Each state has a different Landlord-Tenant Act designed to protect the rights of both parties in a rental agreement. You’ll have to check with the laws for your individual state to find out specifics, but this article covers some general rights and responsibilities of both landlords and tenants that are mostly consistent from state to state.
Landlord-Tenant Acts generally specify that the rental agreement established between the two parties is the primary determinant of each person’s rights and responsibilities. However, they often specify particular rights that are not waived by any rental agreement. These rights include the right to obtain police assistance free of charge in emergencies, the right not to pay legal fees for the landlord, the legal rights of the tenant ( i.e., a rental agreement may not waive these rights), and more. Discrimination against potential tenants who have children is also specifically prohibited. Other types of discrimination against tenants are prohibited by the Federal Fair Housing Act, which binds landlords and tenants in all states.
Landlord-Tenant Acts mandate that the landlord keep the rental premises in a safe and habitable condition, and specify that the landlord is responsible for making repairs, supplying provisions for waste disposal, providing water service, and offering appropriate heating and cooling systems as the weather necessitates. The landlord is also required to maintain any common spaces in an acceptably safe and clean condition. Some states may require the landlord to notify the tenant of particular responsibilities the tenant has, such as maintaining smoke detectors present in the rental unit. The landlord may also be charged with notifying tenants of any health dangers that may be specific to the locality, such as mold.
Likewise, the tenant is required to pay rent on a timely basis, use all amenities in a responsible manner, refrain from destroying any portion of the rental property, and dispose of all waste materials in an appropriate manner. Allowing individuals not named in the lease agreement to live on the premises is not acceptable, and the tenant needs to occupy his or her allotted rental space in a manner that does not disturb other tenants’ ability to enjoy their living environments. Some states also specifically forbid the tenant from involvement with illegal substances or gang activity, and being involved in a physical assault or illicitly using a firearm on the rental premises.
Most of the landlord-tenant act requirements are rooted in common sense, and as long as your behavior doesn’t tend toward extremes, you should be able to avoid getting hit by your landlord for violating the lease terms.
Get familiar with your own state’s landlord-tenant laws to determine whether any terms of your lease or other landlord demands are illegal, and get legal help if you want to dispute any terms of your lease. If you signed a lease, you’ll probably have trouble getting out of it, but if you do your research beforehand, you can avoid entering a situation that will only be problematic in the long run.

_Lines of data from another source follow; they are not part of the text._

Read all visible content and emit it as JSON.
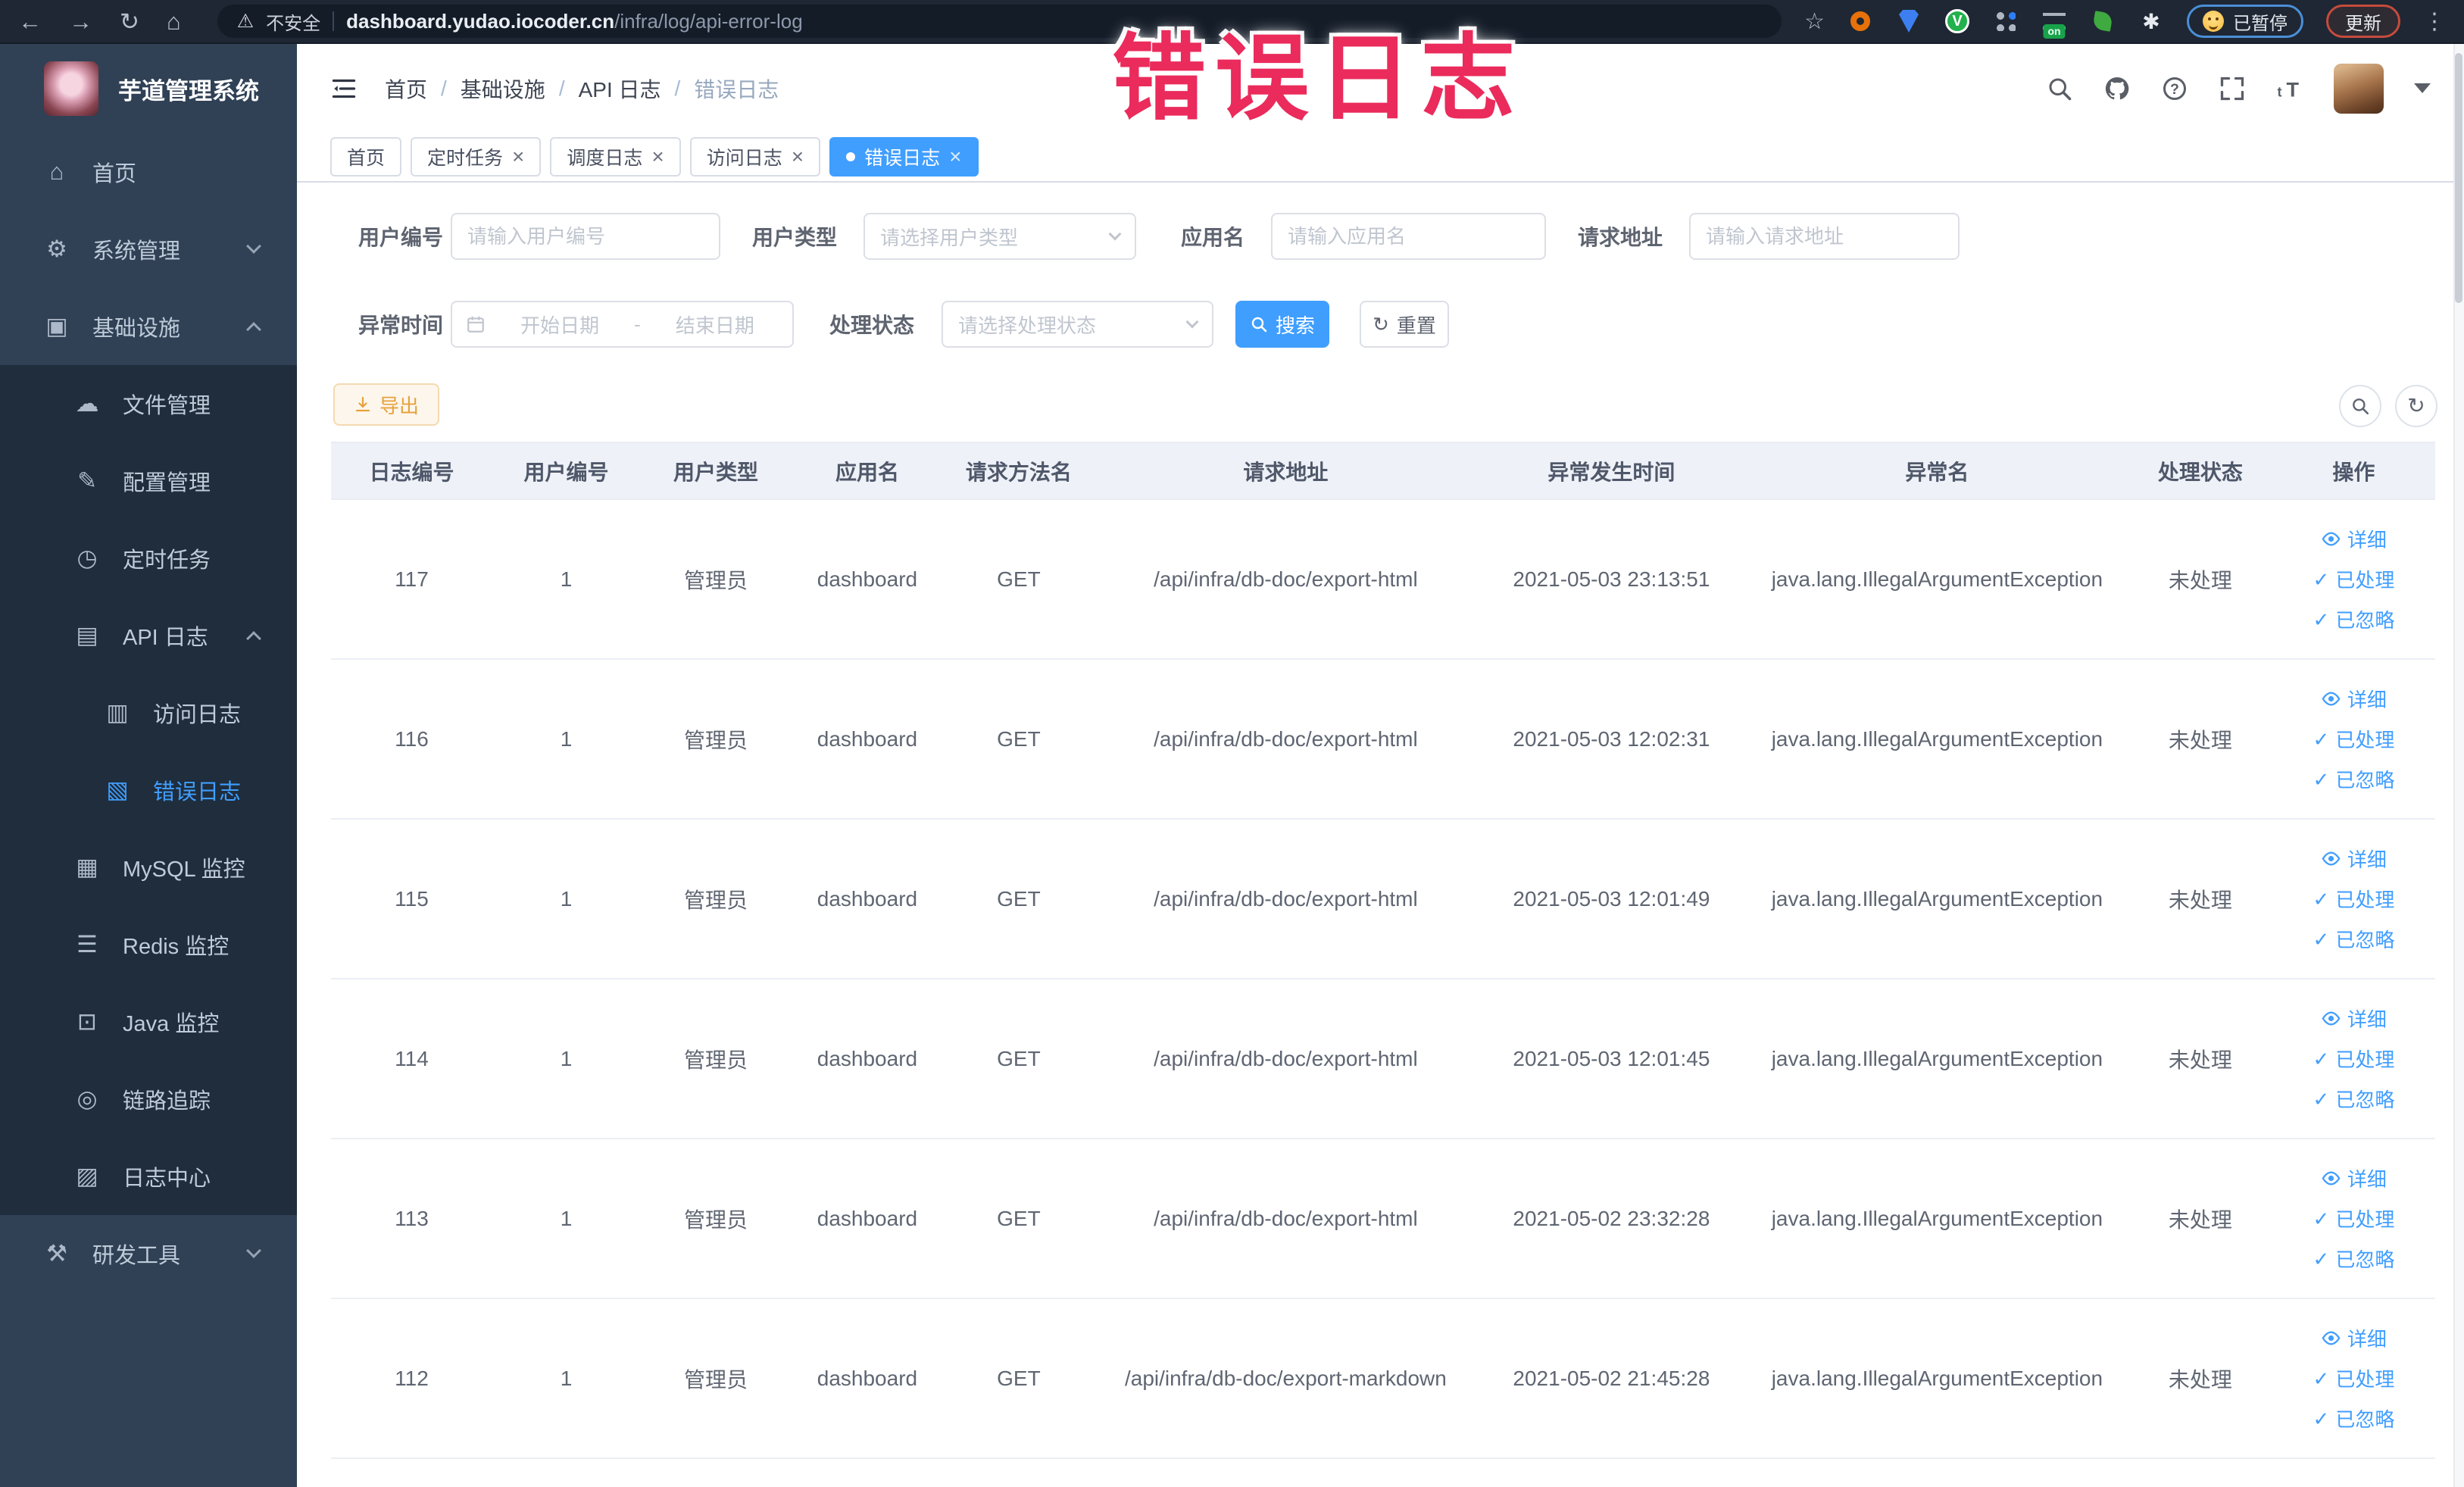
{
  "annotation": {
    "text": "错误日志"
  },
  "browser": {
    "security_label": "不安全",
    "url_host": "dashboard.yudao.iocoder.cn",
    "url_path": "/infra/log/api-error-log",
    "extensions_badge": "on",
    "paused_label": "已暂停",
    "update_label": "更新"
  },
  "sidebar": {
    "title": "芋道管理系统",
    "top": [
      {
        "label": "首页",
        "icon": "home"
      },
      {
        "label": "系统管理",
        "icon": "gear",
        "chevron": "down"
      },
      {
        "label": "基础设施",
        "icon": "infra",
        "chevron": "up"
      }
    ],
    "sub": [
      {
        "label": "文件管理",
        "icon": "file"
      },
      {
        "label": "配置管理",
        "icon": "config"
      },
      {
        "label": "定时任务",
        "icon": "cron"
      },
      {
        "label": "API 日志",
        "icon": "api",
        "chevron": "up"
      },
      {
        "label": "访问日志",
        "icon": "access",
        "level": 3
      },
      {
        "label": "错误日志",
        "icon": "error",
        "level": 3,
        "active": true
      },
      {
        "label": "MySQL 监控",
        "icon": "mysql"
      },
      {
        "label": "Redis 监控",
        "icon": "redis"
      },
      {
        "label": "Java 监控",
        "icon": "java"
      },
      {
        "label": "链路追踪",
        "icon": "trace"
      },
      {
        "label": "日志中心",
        "icon": "logcenter"
      }
    ],
    "bottom": [
      {
        "label": "研发工具",
        "icon": "tools",
        "chevron": "down"
      }
    ]
  },
  "header": {
    "breadcrumb": [
      "首页",
      "基础设施",
      "API 日志",
      "错误日志"
    ],
    "separator": "/"
  },
  "tabs": [
    {
      "label": "首页",
      "closable": false,
      "active": false
    },
    {
      "label": "定时任务",
      "closable": true,
      "active": false
    },
    {
      "label": "调度日志",
      "closable": true,
      "active": false
    },
    {
      "label": "访问日志",
      "closable": true,
      "active": false
    },
    {
      "label": "错误日志",
      "closable": true,
      "active": true
    }
  ],
  "filters": {
    "user_id": {
      "label": "用户编号",
      "placeholder": "请输入用户编号"
    },
    "user_type": {
      "label": "用户类型",
      "placeholder": "请选择用户类型"
    },
    "app_name": {
      "label": "应用名",
      "placeholder": "请输入应用名"
    },
    "request_url": {
      "label": "请求地址",
      "placeholder": "请输入请求地址"
    },
    "exception_time": {
      "label": "异常时间",
      "start_placeholder": "开始日期",
      "separator": "-",
      "end_placeholder": "结束日期"
    },
    "process_status": {
      "label": "处理状态",
      "placeholder": "请选择处理状态"
    },
    "search_label": "搜索",
    "reset_label": "重置"
  },
  "toolbar": {
    "export_label": "导出"
  },
  "table": {
    "columns": [
      "日志编号",
      "用户编号",
      "用户类型",
      "应用名",
      "请求方法名",
      "请求地址",
      "异常发生时间",
      "异常名",
      "处理状态",
      "操作"
    ],
    "op_labels": {
      "detail": "详细",
      "processed": "已处理",
      "ignored": "已忽略"
    },
    "rows": [
      {
        "id": "117",
        "user_id": "1",
        "user_type": "管理员",
        "app": "dashboard",
        "method": "GET",
        "url": "/api/infra/db-doc/export-html",
        "time": "2021-05-03 23:13:51",
        "exception": "java.lang.IllegalArgumentException",
        "status": "未处理"
      },
      {
        "id": "116",
        "user_id": "1",
        "user_type": "管理员",
        "app": "dashboard",
        "method": "GET",
        "url": "/api/infra/db-doc/export-html",
        "time": "2021-05-03 12:02:31",
        "exception": "java.lang.IllegalArgumentException",
        "status": "未处理"
      },
      {
        "id": "115",
        "user_id": "1",
        "user_type": "管理员",
        "app": "dashboard",
        "method": "GET",
        "url": "/api/infra/db-doc/export-html",
        "time": "2021-05-03 12:01:49",
        "exception": "java.lang.IllegalArgumentException",
        "status": "未处理"
      },
      {
        "id": "114",
        "user_id": "1",
        "user_type": "管理员",
        "app": "dashboard",
        "method": "GET",
        "url": "/api/infra/db-doc/export-html",
        "time": "2021-05-03 12:01:45",
        "exception": "java.lang.IllegalArgumentException",
        "status": "未处理"
      },
      {
        "id": "113",
        "user_id": "1",
        "user_type": "管理员",
        "app": "dashboard",
        "method": "GET",
        "url": "/api/infra/db-doc/export-html",
        "time": "2021-05-02 23:32:28",
        "exception": "java.lang.IllegalArgumentException",
        "status": "未处理"
      },
      {
        "id": "112",
        "user_id": "1",
        "user_type": "管理员",
        "app": "dashboard",
        "method": "GET",
        "url": "/api/infra/db-doc/export-markdown",
        "time": "2021-05-02 21:45:28",
        "exception": "java.lang.IllegalArgumentException",
        "status": "未处理"
      }
    ]
  },
  "colors": {
    "accent": "#409eff",
    "annotation": "#ea2b5b",
    "warning": "#e6a23c",
    "sidebar_bg": "#304156",
    "submenu_bg": "#1f2d3d"
  }
}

If you think your landlord is violating any terms of your state’s Landlord-Tenant Act, you definitely have legal recourse. Read our article on landlord-tenant disputes for more information what you can do in these situations.